“This precedent agreement is good for Alaska and ExxonMobil and represents a significant milestone to help advance the state-led gasline project,” said ExxonMobil Alaska President Darlene Gates at the time. “As the largest holder of discovered gas resources on the North Slope, ExxonMobil has been working for decades to tackle the challenges of bringing Alaska’s gas to market,” she said.
Then-AGDC President Keith Meyer was equally upbeat, as was then-Alaska Gov. Bill Walker, who had made a gas export project a priority of his administration above the health of the state’s oil industry.
Agreement detailsThe Point Thomson Unit Letter Agreement said that for purposes of the settlement agreement an Alaska LNG Project meant a fully integrated natural gas project producing LNG for export and natural gas for in-state delivery being advanced by the state, a state-owned entity such as AGDC “or an entity in which a state owned entity holds a controlling equity share.”
The letter said the June 30, 2017, plan of development, or POD, for Point Thomson, as supplemented in October of that year and approved in August and December 2017, would remain in place until the effective date of a major gas sale POD, an expansion project POD or Dec. 31, 2019, “if an MGS POD or Expansion Project POD has not been submitted.”
The agreement called for submittal of Point Thomson PODs on a biennial basis beginning with the 2020-21 period.
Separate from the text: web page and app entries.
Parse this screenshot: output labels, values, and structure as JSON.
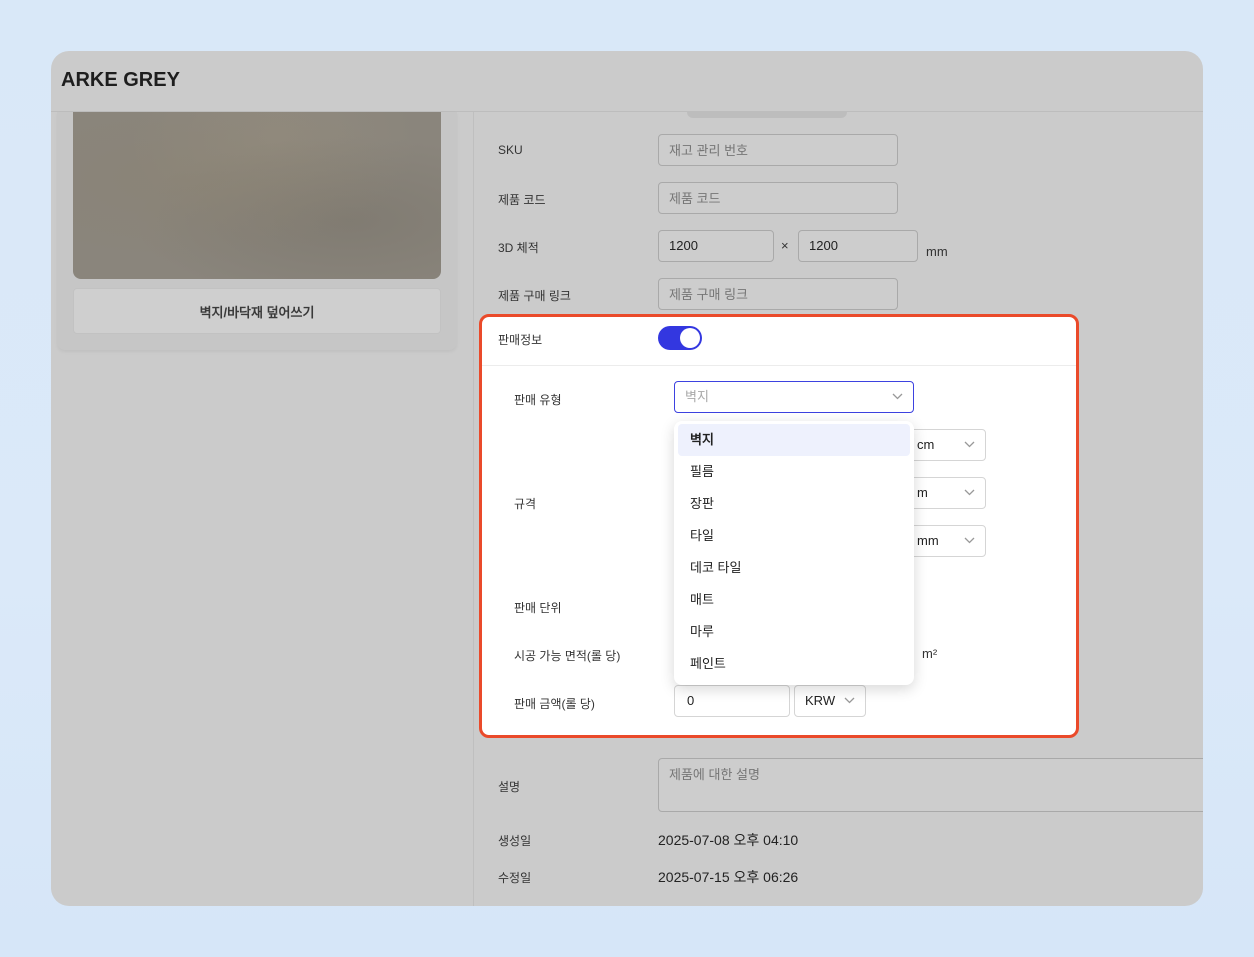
{
  "window": {
    "title": "ARKE GREY"
  },
  "left": {
    "overwrite_button": "벽지/바닥재 덮어쓰기"
  },
  "form": {
    "sku": {
      "label": "SKU",
      "placeholder": "재고 관리 번호"
    },
    "product_code": {
      "label": "제품 코드",
      "placeholder": "제품 코드"
    },
    "dimensions": {
      "label": "3D 체적",
      "width": "1200",
      "height": "1200",
      "times": "×",
      "unit": "mm"
    },
    "purchase_link": {
      "label": "제품 구매 링크",
      "placeholder": "제품 구매 링크"
    },
    "description": {
      "label": "설명",
      "placeholder": "제품에 대한 설명"
    },
    "created": {
      "label": "생성일",
      "value": "2025-07-08 오후 04:10"
    },
    "modified": {
      "label": "수정일",
      "value": "2025-07-15 오후 06:26"
    }
  },
  "sales": {
    "label": "판매정보",
    "toggle_on": true,
    "sale_type": {
      "label": "판매 유형",
      "placeholder": "벽지"
    },
    "spec": {
      "label": "규격",
      "units": [
        "cm",
        "m",
        "mm"
      ]
    },
    "sale_unit": {
      "label": "판매 단위"
    },
    "area": {
      "label": "시공 가능 면적(롤 당)",
      "unit": "m²"
    },
    "price": {
      "label": "판매 금액(롤 당)",
      "value": "0",
      "currency": "KRW"
    },
    "dropdown_options": [
      "벽지",
      "필름",
      "장판",
      "타일",
      "데코 타일",
      "매트",
      "마루",
      "페인트"
    ],
    "selected_option": "벽지"
  },
  "colors": {
    "toggle": "#3337e0",
    "highlight_border": "#ea4a2a"
  }
}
Those PODs would address IPS work or other exploration or development, including activities in support of the Alaska LNG Project.
Regarding the extension period, a final investment decision was defined as “a decision by the Alaska LNG Project owners to construct the Alaska LNG Project, following securing the necessary financing arrangements to construct and operate the Alaska LNG Project.”
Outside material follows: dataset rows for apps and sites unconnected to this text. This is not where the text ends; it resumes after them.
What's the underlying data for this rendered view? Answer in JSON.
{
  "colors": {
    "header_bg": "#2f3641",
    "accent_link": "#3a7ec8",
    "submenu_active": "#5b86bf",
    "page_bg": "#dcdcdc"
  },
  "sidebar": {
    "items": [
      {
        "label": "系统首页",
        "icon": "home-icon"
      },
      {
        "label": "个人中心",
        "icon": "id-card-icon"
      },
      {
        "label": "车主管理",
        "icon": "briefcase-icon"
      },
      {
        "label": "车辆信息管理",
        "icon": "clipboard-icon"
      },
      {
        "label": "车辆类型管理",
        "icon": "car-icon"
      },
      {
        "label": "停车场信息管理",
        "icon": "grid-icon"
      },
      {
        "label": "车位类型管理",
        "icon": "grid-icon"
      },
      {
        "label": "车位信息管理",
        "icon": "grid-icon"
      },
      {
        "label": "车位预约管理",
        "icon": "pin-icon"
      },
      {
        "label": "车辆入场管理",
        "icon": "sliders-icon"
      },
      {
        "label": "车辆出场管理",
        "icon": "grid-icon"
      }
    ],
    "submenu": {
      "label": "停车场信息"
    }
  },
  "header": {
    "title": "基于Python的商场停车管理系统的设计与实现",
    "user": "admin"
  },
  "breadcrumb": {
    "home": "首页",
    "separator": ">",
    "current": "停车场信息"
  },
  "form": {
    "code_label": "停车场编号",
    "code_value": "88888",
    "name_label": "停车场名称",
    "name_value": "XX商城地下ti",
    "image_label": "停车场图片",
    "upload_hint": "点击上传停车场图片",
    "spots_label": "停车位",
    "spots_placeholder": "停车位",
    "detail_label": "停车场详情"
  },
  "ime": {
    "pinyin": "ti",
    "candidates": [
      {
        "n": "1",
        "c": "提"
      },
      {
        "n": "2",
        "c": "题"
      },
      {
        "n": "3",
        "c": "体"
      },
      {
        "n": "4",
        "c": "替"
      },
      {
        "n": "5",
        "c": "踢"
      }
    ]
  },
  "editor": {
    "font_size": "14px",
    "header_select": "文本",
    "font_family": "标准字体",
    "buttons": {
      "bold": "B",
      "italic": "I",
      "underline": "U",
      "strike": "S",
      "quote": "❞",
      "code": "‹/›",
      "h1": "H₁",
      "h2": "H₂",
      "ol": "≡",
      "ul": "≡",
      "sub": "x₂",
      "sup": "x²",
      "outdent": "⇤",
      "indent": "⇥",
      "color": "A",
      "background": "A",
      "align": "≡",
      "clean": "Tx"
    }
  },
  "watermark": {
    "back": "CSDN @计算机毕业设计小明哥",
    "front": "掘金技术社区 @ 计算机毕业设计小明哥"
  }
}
In the meantimeExxonMobil continues working on the technical challenges at Point Thomson.
From the start in April 2016, condensate output from the IPS has fluctuated from less than 100 bpd to a high of 10,725 bpd in December 2018, although something closer to 5,000 bpd is more common.
In its 2017 POD, ExxonMobil told the state that “production to date has been impacted by gas injection compressor availability and reliability,” referring to the compressors as “industry-first,” which likely explains their serial numbers, 001 and 002.
Development of the Point Thomson field requires handling reservoir pressures upwards of 10,000 pounds per square inch, a pressure corresponding to “the effect of an elephant standing on the end of someone’s thumb,” an ExxonMobil executive said right after the field came online.
Advanced technology, the company has said from early on, has been key to producing the field.
Since each compressor allows the field to produce 5,000-6,000 bpd, one is presumably often offline for maintenance.
Hans Neidig, ExxonMobil’s public and government affairs manager for Alaska, told Petroleum News in late July 2018 while the field was in a warm shut down for maintenance, that the “advanced equipment at the facility requires rigorous inspection and maintenance protocols to ensure safe operation.”
Without referring directly to the compressors, he said, because of “the equipment’s unique nature, more time is needed to replace some components compared with standard, off-the-shelf equipment.”
A state official who asked not to be identified told Petroleum News that summer, “Point Thomson would be tough for any other major to deal with, but ExxonMobil keeps whittling away at the problem. We’re fortunate they’re operating that field. I doubt it would ever have been developed otherwise,” he said, citing “ExxonMobil’s deep pockets and technical savvy.”